▶ **What to produce**
Where a line below has the string "Плаття" in it, include it in the count, and give that count alone.

▶ **Material supplied**
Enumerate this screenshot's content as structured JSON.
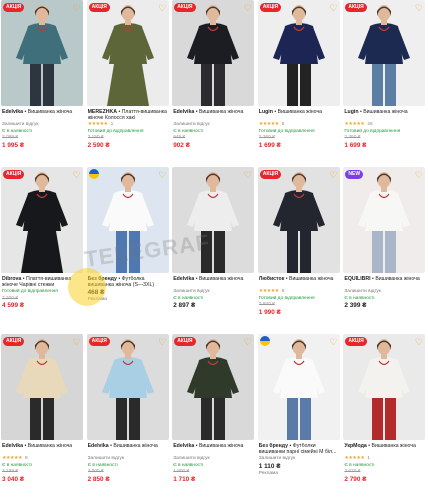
{
  "badge_sale": "АКЦІЯ",
  "badge_new": "NEW",
  "watermark": "TELEGRAF",
  "products": [
    {
      "sale": true,
      "new": false,
      "flag": false,
      "brand": "Edelvika",
      "sep": " • ",
      "name": "Вишиванка жіноча",
      "stars": "",
      "reviews": "",
      "note": "Залишити відгук",
      "status": "Є в наявності",
      "old": "2 099 ₴",
      "price": "1 995 ₴",
      "ads": "",
      "colors": {
        "bg": "#b9c8c9",
        "garment": "#3e6f7a",
        "skin": "#e0b99c",
        "bottom": "#2d3640"
      }
    },
    {
      "sale": true,
      "new": false,
      "flag": false,
      "brand": "MEREZHKA",
      "sep": " • ",
      "name": "Плаття-вишиванка жіноче Колосся хакі",
      "stars": "★★★★★",
      "reviews": "1",
      "note": "",
      "status": "Готовий до відправлення",
      "old": "3 150 ₴",
      "price": "2 590 ₴",
      "ads": "",
      "colors": {
        "bg": "#ececec",
        "garment": "#5c6638",
        "skin": "#e0b99c",
        "bottom": "#5c6638"
      }
    },
    {
      "sale": true,
      "new": false,
      "flag": false,
      "brand": "Edelvika",
      "sep": " • ",
      "name": "Вишиванка жіноча",
      "stars": "",
      "reviews": "",
      "note": "Залишити відгук",
      "status": "Є в наявності",
      "old": "949 ₴",
      "price": "902 ₴",
      "ads": "",
      "colors": {
        "bg": "#d9d9d9",
        "garment": "#1c1d22",
        "skin": "#e0b99c",
        "bottom": "#2b2b30"
      }
    },
    {
      "sale": true,
      "new": false,
      "flag": false,
      "brand": "Lugin",
      "sep": " • ",
      "name": "Вишиванка жіноча",
      "stars": "★★★★★",
      "reviews": "5",
      "note": "",
      "status": "Готовий до відправлення",
      "old": "2 360 ₴",
      "price": "1 699 ₴",
      "ads": "",
      "colors": {
        "bg": "#eeeeee",
        "garment": "#1d2555",
        "skin": "#e0b99c",
        "bottom": "#232323"
      }
    },
    {
      "sale": true,
      "new": false,
      "flag": false,
      "brand": "Lugin",
      "sep": " • ",
      "name": "Вишиванка жіноча",
      "stars": "★★★★★",
      "reviews": "26",
      "note": "",
      "status": "Готовий до відправлення",
      "old": "2 360 ₴",
      "price": "1 699 ₴",
      "ads": "",
      "colors": {
        "bg": "#efefef",
        "garment": "#1c2a52",
        "skin": "#e0b99c",
        "bottom": "#5b7ea5"
      }
    },
    {
      "sale": true,
      "new": false,
      "flag": false,
      "brand": "Dibrova",
      "sep": " • ",
      "name": "Плаття-вишиванка жіноче Чарівні стежки",
      "stars": "",
      "reviews": "",
      "note": "",
      "status": "Готовий до відправлення",
      "old": "7 200 ₴",
      "price": "4 599 ₴",
      "ads": "",
      "colors": {
        "bg": "#e6e6e6",
        "garment": "#17181c",
        "skin": "#e0b99c",
        "bottom": "#17181c"
      }
    },
    {
      "sale": false,
      "new": false,
      "flag": true,
      "brand": "Без бренду",
      "sep": " • ",
      "name": "Футболка вишиванка жіноча (S—3XL)",
      "stars": "",
      "reviews": "",
      "note": "",
      "status": "",
      "old": "",
      "price": "468 ₴",
      "ads": "Реклама",
      "colors": {
        "bg": "#dde6f0",
        "garment": "#fafafa",
        "skin": "#e0b99c",
        "bottom": "#4f78b0"
      }
    },
    {
      "sale": false,
      "new": false,
      "flag": false,
      "brand": "Edelvika",
      "sep": " • ",
      "name": "Вишиванка жіноча",
      "stars": "",
      "reviews": "",
      "note": "Залишити відгук",
      "status": "Є в наявності",
      "old": "",
      "price": "2 897 ₴",
      "ads": "",
      "colors": {
        "bg": "#dcdcdc",
        "garment": "#ededed",
        "skin": "#e0b99c",
        "bottom": "#2a2a2a"
      }
    },
    {
      "sale": true,
      "new": false,
      "flag": false,
      "brand": "Любисток",
      "sep": " • ",
      "name": "Вишиванка жіноча",
      "stars": "★★★★★",
      "reviews": "5",
      "note": "",
      "status": "Готовий до відправлення",
      "old": "3 800 ₴",
      "price": "1 990 ₴",
      "ads": "",
      "colors": {
        "bg": "#e2e2e2",
        "garment": "#23262e",
        "skin": "#e0b99c",
        "bottom": "#23262e"
      }
    },
    {
      "sale": false,
      "new": true,
      "flag": false,
      "brand": "EQUILIBRI",
      "sep": " • ",
      "name": "Вишиванка жіноча",
      "stars": "",
      "reviews": "",
      "note": "Залишити відгук",
      "status": "Є в наявності",
      "old": "",
      "price": "2 399 ₴",
      "ads": "",
      "colors": {
        "bg": "#f0ecec",
        "garment": "#f7f7f5",
        "skin": "#e0b99c",
        "bottom": "#a9b6c8"
      }
    },
    {
      "sale": true,
      "new": false,
      "flag": false,
      "brand": "Edelvika",
      "sep": " • ",
      "name": "Вишиванка жіноча",
      "stars": "★★★★★",
      "reviews": "8",
      "note": "",
      "status": "Є в наявності",
      "old": "3 199 ₴",
      "price": "3 040 ₴",
      "ads": "",
      "colors": {
        "bg": "#d6d6d6",
        "garment": "#e8d9bb",
        "skin": "#e0b99c",
        "bottom": "#2a2a2a"
      }
    },
    {
      "sale": true,
      "new": false,
      "flag": false,
      "brand": "Edelvika",
      "sep": " • ",
      "name": "Вишиванка жіноча",
      "stars": "",
      "reviews": "",
      "note": "Залишити відгук",
      "status": "Є в наявності",
      "old": "3 000 ₴",
      "price": "2 850 ₴",
      "ads": "",
      "colors": {
        "bg": "#dcdcdc",
        "garment": "#a9cfe4",
        "skin": "#e0b99c",
        "bottom": "#2a2a2a"
      }
    },
    {
      "sale": true,
      "new": false,
      "flag": false,
      "brand": "Edelvika",
      "sep": " • ",
      "name": "Вишиванка жіноча",
      "stars": "",
      "reviews": "",
      "note": "Залишити відгук",
      "status": "Є в наявності",
      "old": "1 800 ₴",
      "price": "1 710 ₴",
      "ads": "",
      "colors": {
        "bg": "#d9d9d9",
        "garment": "#2f3a2b",
        "skin": "#e0b99c",
        "bottom": "#2a2a2a"
      }
    },
    {
      "sale": false,
      "new": false,
      "flag": true,
      "brand": "Без бренду",
      "sep": " • ",
      "name": "Футболки вишиванки парні сімейні М біл...",
      "stars": "",
      "reviews": "",
      "note": "Залишити відгук",
      "status": "",
      "old": "",
      "price": "1 110 ₴",
      "ads": "Реклама",
      "colors": {
        "bg": "#f1f1f1",
        "garment": "#fafafa",
        "skin": "#e0b99c",
        "bottom": "#5a7aa8"
      }
    },
    {
      "sale": true,
      "new": false,
      "flag": false,
      "brand": "УкрМода",
      "sep": " • ",
      "name": "Вишиванка жіноча",
      "stars": "★★★★★",
      "reviews": "1",
      "note": "",
      "status": "Є в наявності",
      "old": "3 620 ₴",
      "price": "2 790 ₴",
      "ads": "",
      "colors": {
        "bg": "#eaeaea",
        "garment": "#f4f2ee",
        "skin": "#e0b99c",
        "bottom": "#b22a2a"
      }
    }
  ]
}
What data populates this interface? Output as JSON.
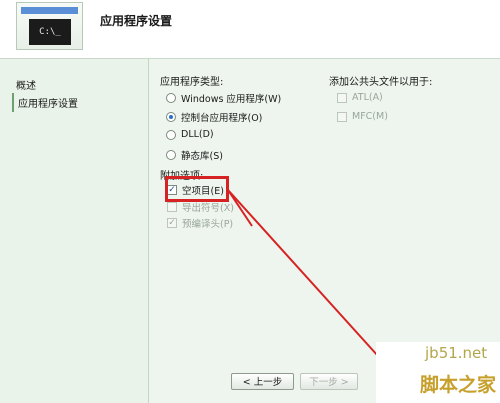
{
  "header": {
    "icon_text": "C:\\_",
    "title": "应用程序设置"
  },
  "nav": {
    "items": [
      "概述",
      "应用程序设置"
    ]
  },
  "app_type": {
    "title": "应用程序类型:",
    "options": [
      "Windows 应用程序(W)",
      "控制台应用程序(O)",
      "DLL(D)",
      "静态库(S)"
    ]
  },
  "common_headers": {
    "title": "添加公共头文件以用于:",
    "options": [
      "ATL(A)",
      "MFC(M)"
    ]
  },
  "extra": {
    "title": "附加选项:",
    "options": [
      "空项目(E)",
      "导出符号(X)",
      "预编译头(P)"
    ]
  },
  "buttons": {
    "back": "< 上一步",
    "next": "下一步 >"
  },
  "watermark": {
    "line1": "jb51.net",
    "line2": "脚本之家"
  },
  "colors": {
    "highlight": "#d62222",
    "accent": "#2b6fd0"
  }
}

▶ **Written response**
2